August 15, 2017

NEW HOLLAND, PA - On Tuesday, August 15, 2017, at noon, Goodville Mutual Casualty Company held a ribbon-cutting ceremony for its newly constructed and recently renovated headquarters in New Holland, Pennsylvania.  The ceremony celebrated the conclusion of a year-long construction project which doubled the size of Goodville's previous headquarters, providing an additional 20,000 square feet of office space.

Those in attendance included Goodville employees and the Board of Directors, representatives from Warfel Construction Company, Cornerstone Design-Architects, and C.S. Davidson, Inc., and the New Holland Mayor Wilbur G. Horning.

From left to right, President of Cornerstone Design-Architects Dale R. Yoder, New Holland Mayor Wilbur Horning, President and CEO of Goodville Mutual David Gautsche, Goodville Mutual Board Chairman Jim Harder, and President of Warfel Construction Company Matt Hartzler standing in front of the new Goodville Mutual entrance.

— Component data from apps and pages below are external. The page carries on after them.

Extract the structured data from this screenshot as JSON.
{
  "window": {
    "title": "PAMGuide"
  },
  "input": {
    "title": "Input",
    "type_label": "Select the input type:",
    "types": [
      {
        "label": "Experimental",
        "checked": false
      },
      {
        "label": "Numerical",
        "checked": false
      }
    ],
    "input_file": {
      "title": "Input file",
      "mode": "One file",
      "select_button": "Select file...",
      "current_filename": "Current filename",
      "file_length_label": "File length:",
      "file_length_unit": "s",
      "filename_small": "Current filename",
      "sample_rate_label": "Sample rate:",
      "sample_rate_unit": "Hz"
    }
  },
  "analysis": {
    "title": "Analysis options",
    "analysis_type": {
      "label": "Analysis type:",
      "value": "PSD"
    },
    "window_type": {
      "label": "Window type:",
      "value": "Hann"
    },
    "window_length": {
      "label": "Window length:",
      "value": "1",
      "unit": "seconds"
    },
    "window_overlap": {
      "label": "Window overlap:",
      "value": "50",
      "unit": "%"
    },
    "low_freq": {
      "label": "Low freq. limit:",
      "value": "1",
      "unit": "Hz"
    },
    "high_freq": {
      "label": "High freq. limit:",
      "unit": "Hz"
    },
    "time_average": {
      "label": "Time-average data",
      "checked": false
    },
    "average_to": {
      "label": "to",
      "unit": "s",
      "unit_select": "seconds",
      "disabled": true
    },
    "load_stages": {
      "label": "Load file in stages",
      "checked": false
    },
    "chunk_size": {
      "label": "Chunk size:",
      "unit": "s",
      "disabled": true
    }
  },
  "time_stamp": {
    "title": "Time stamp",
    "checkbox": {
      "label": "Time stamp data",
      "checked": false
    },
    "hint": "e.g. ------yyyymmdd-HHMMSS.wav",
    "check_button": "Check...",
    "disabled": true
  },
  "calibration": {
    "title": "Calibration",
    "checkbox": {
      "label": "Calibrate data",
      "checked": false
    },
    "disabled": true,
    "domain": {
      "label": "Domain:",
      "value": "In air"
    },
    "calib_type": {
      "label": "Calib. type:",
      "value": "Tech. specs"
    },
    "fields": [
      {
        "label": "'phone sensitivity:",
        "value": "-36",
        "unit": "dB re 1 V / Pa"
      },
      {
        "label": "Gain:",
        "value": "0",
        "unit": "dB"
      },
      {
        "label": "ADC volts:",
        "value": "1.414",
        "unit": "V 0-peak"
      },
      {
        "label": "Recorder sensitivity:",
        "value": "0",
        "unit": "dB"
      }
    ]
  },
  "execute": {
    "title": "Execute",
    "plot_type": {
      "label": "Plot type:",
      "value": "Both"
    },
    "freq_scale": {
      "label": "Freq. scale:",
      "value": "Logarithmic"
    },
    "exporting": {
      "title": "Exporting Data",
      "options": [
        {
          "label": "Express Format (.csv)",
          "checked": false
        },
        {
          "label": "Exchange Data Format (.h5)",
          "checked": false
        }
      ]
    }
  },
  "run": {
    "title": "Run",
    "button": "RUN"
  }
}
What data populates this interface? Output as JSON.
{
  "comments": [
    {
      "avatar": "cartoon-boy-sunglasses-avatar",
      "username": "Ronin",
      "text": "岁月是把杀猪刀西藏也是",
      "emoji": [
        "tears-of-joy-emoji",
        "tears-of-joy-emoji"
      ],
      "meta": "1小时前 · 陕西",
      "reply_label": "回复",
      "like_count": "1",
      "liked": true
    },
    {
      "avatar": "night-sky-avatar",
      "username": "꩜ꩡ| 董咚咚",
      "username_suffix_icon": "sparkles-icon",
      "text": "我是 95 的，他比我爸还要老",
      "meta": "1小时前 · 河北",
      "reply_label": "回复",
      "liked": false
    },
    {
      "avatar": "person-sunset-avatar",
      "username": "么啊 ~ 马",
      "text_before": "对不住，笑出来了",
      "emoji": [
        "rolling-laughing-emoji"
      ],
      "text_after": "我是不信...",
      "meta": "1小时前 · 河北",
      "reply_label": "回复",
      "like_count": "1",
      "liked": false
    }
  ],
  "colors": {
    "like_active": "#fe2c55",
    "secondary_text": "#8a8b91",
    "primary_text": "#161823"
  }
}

Auto Glass Fraud

August 10, 2017

According to the Insurance Institute for Highway Safety (IIHS), summer and early fall are the most dangerous times of the year to be on the road.  Americans drive more miles during the summer months than other times during the year.  The IIHS also reports that fatal crashes are more prevalent on weekends and in the late afternoon and evenings.

This increased summer traffic adds to your chances of windshield damage, warns the Property Casualty Insurers Association of America (PCI).  "Traffic congestion has been cited as a reason why the number of auto accidents have been going up and it also can increase the chance for vehicle windshields to be damaged by rocks and other debris."  PCI also warns consumers of fraud involving windshield repairs and replacements.  The warning is specific to Florida but is beneficial to travelers across the nation.


Household Air Conditioner Safety

July 27, 2017

Air conditioners are a staple for many American households during the warmer summer months.  If not properly maintained, air conditioning units can present a fire hazard.  According to the National Fire Protection Association, air conditioners were involved in an annual average of 2,800 reported home structure fires and $82 million direct property damage.

ABC News reports that air conditioners can catch nearby combustibles on fire if they experience electrical issues or are overworked / overheated.  The good news is that you can follow some simple tips to reduce your risk of fire when using an air conditioner: